As you might have guessed, this wasn’t just any old toilet. Restored to what is believed to be its original appearance, Van Buren’s throne is tucked away on the first floor in a closet-size room, part of a larger bathroom that accommodates the president’s original six-foot long bathtub. The toilet bowl itself is made from fine china, set inside a giant frame made of wood. A 100-gallon water tank, connected to a pump in the basement kitchen, is installed above that frame. (It’s worth noting that the servants quarters had their own indoor outhouse, and two gate houses on the property probably had outhouses.)
A killer innovation for its time, Van Buren introduced the whole town to the concept of the indoor toilet (most were accustomed to bearing the cold in an outhouse) and, according to Dawn Olson of the National Park Service, to the ‘novel idea to have running water and indoor plumbing in the 1850s.’”

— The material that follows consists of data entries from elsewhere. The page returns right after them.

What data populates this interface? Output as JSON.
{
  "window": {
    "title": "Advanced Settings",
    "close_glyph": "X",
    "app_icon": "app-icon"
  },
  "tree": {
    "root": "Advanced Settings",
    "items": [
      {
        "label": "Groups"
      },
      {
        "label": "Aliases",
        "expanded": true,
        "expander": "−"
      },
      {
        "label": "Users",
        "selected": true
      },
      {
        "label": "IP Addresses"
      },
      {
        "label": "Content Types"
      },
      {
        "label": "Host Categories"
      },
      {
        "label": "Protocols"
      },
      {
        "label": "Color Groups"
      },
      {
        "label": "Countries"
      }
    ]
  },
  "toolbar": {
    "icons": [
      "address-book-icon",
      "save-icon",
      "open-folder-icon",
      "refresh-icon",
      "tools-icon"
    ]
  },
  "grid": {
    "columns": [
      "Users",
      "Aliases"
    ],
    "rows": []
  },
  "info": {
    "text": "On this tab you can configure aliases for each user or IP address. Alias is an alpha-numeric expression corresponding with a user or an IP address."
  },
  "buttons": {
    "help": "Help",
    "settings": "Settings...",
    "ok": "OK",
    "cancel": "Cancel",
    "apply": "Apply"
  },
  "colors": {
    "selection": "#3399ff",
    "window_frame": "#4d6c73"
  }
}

December 5, 1974: Sixty Minutes, the popular television news program on the CBS Television Network aired the segment “Caution, Drinking Water may be Dangerous to Your Health.” Dan Rather was the reporter for the segment. The program and the concerns with 66 trace organic chemicals in New Orleans water supply and the Consumer Reports articles on cancer deaths and use of Mississippi River water for water supplies ultimately led to the passage of the Safe Drinking Water Act. President Gerald Ford signed the legislation into law before the end of the year.
December 5, 1926: Claude Monet dies. (14 November 1840 – 5 December 1926) “He was a founder of French impressionist painting, and the most consistent and prolific practitioner of the movement’s philosophy of expressing one’s perceptions before nature, especially as applied to plein-air landscape painting…. Monet was fond of painting controlled nature: his own gardens in Giverny, with its water lilies, pond, and bridge. He also painted up and down the banks of the Seine, producing paintings such as Break-up of the ice on the Seine.” Perhaps Monet’s most famous series of paintings is his Water Lilies